• [WHAT YOU ARE ASKED TO DO] Check every line of the entries below for "value", and copy the lines that have it.

• [INPUT FOR THIS TASK]
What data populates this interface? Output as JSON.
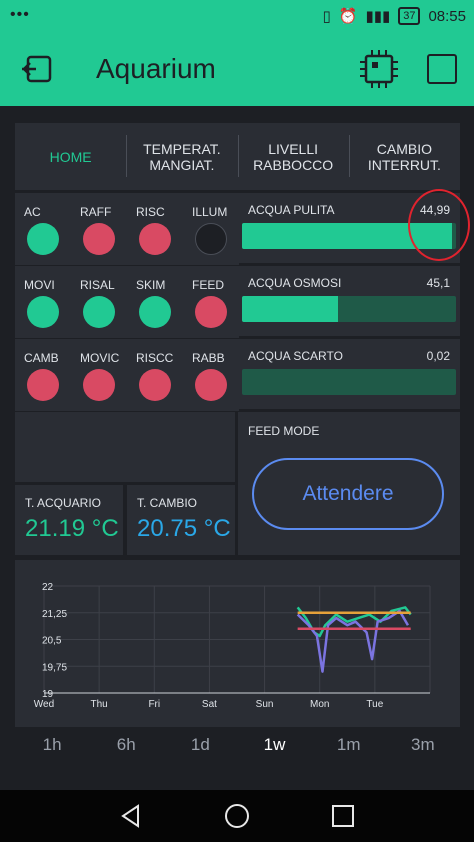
{
  "status": {
    "time": "08:55",
    "battery": "37"
  },
  "app": {
    "title": "Aquarium"
  },
  "tabs": [
    {
      "line1": "HOME",
      "line2": ""
    },
    {
      "line1": "TEMPERAT.",
      "line2": "MANGIAT."
    },
    {
      "line1": "LIVELLI",
      "line2": "RABBOCCO"
    },
    {
      "line1": "CAMBIO",
      "line2": "INTERRUT."
    }
  ],
  "leds": [
    {
      "label": "AC",
      "state": "green"
    },
    {
      "label": "RAFF",
      "state": "red"
    },
    {
      "label": "RISC",
      "state": "red"
    },
    {
      "label": "ILLUM",
      "state": "off"
    },
    {
      "label": "MOVI",
      "state": "green"
    },
    {
      "label": "RISAL",
      "state": "green"
    },
    {
      "label": "SKIM",
      "state": "green"
    },
    {
      "label": "FEED",
      "state": "red"
    },
    {
      "label": "CAMB",
      "state": "red"
    },
    {
      "label": "MOVIC",
      "state": "red"
    },
    {
      "label": "RISCC",
      "state": "red"
    },
    {
      "label": "RABB",
      "state": "red"
    }
  ],
  "levels": [
    {
      "label": "ACQUA PULITA",
      "value": "44,99",
      "fill": 0.98
    },
    {
      "label": "ACQUA OSMOSI",
      "value": "45,1",
      "fill": 0.45
    },
    {
      "label": "ACQUA SCARTO",
      "value": "0,02",
      "fill": 0.0
    }
  ],
  "feed": {
    "label": "FEED MODE",
    "button": "Attendere"
  },
  "temps": [
    {
      "label": "T. ACQUARIO",
      "value": "21.19 °C",
      "color": "#21c993"
    },
    {
      "label": "T. CAMBIO",
      "value": "20.75 °C",
      "color": "#2aa8e8"
    }
  ],
  "chart_data": {
    "type": "line",
    "x": [
      "Wed",
      "Thu",
      "Fri",
      "Sat",
      "Sun",
      "Mon",
      "Tue"
    ],
    "y_ticks": [
      "22",
      "21,25",
      "20,5",
      "19,75",
      "19"
    ],
    "ylim": [
      19,
      22
    ],
    "series": [
      {
        "color": "#21c993",
        "points": [
          [
            4.6,
            21.4
          ],
          [
            4.75,
            21.1
          ],
          [
            4.9,
            20.7
          ],
          [
            5.0,
            20.6
          ],
          [
            5.1,
            20.9
          ],
          [
            5.3,
            21.2
          ],
          [
            5.5,
            21.0
          ],
          [
            5.7,
            21.1
          ],
          [
            5.9,
            21.2
          ],
          [
            6.1,
            21.0
          ],
          [
            6.3,
            21.3
          ],
          [
            6.55,
            21.4
          ],
          [
            6.65,
            21.2
          ]
        ]
      },
      {
        "color": "#7b74e0",
        "points": [
          [
            4.6,
            21.2
          ],
          [
            4.8,
            20.9
          ],
          [
            4.95,
            20.6
          ],
          [
            5.05,
            19.6
          ],
          [
            5.15,
            20.9
          ],
          [
            5.3,
            21.1
          ],
          [
            5.5,
            20.9
          ],
          [
            5.65,
            21.0
          ],
          [
            5.85,
            20.7
          ],
          [
            5.95,
            19.95
          ],
          [
            6.05,
            21.0
          ],
          [
            6.25,
            21.1
          ],
          [
            6.45,
            21.3
          ],
          [
            6.6,
            20.9
          ]
        ]
      },
      {
        "color": "#e6a13a",
        "points": [
          [
            4.6,
            21.25
          ],
          [
            6.65,
            21.25
          ]
        ]
      },
      {
        "color": "#d94a63",
        "points": [
          [
            4.6,
            20.8
          ],
          [
            6.65,
            20.8
          ]
        ]
      }
    ]
  },
  "ranges": [
    "1h",
    "6h",
    "1d",
    "1w",
    "1m",
    "3m"
  ],
  "active_range": "1w"
}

• [COMPLETED TASK]
      "value": "44,99",
      "value": "45,1",
      "value": "0,02",
      "value": "21.19 °C",
      "value": "20.75 °C",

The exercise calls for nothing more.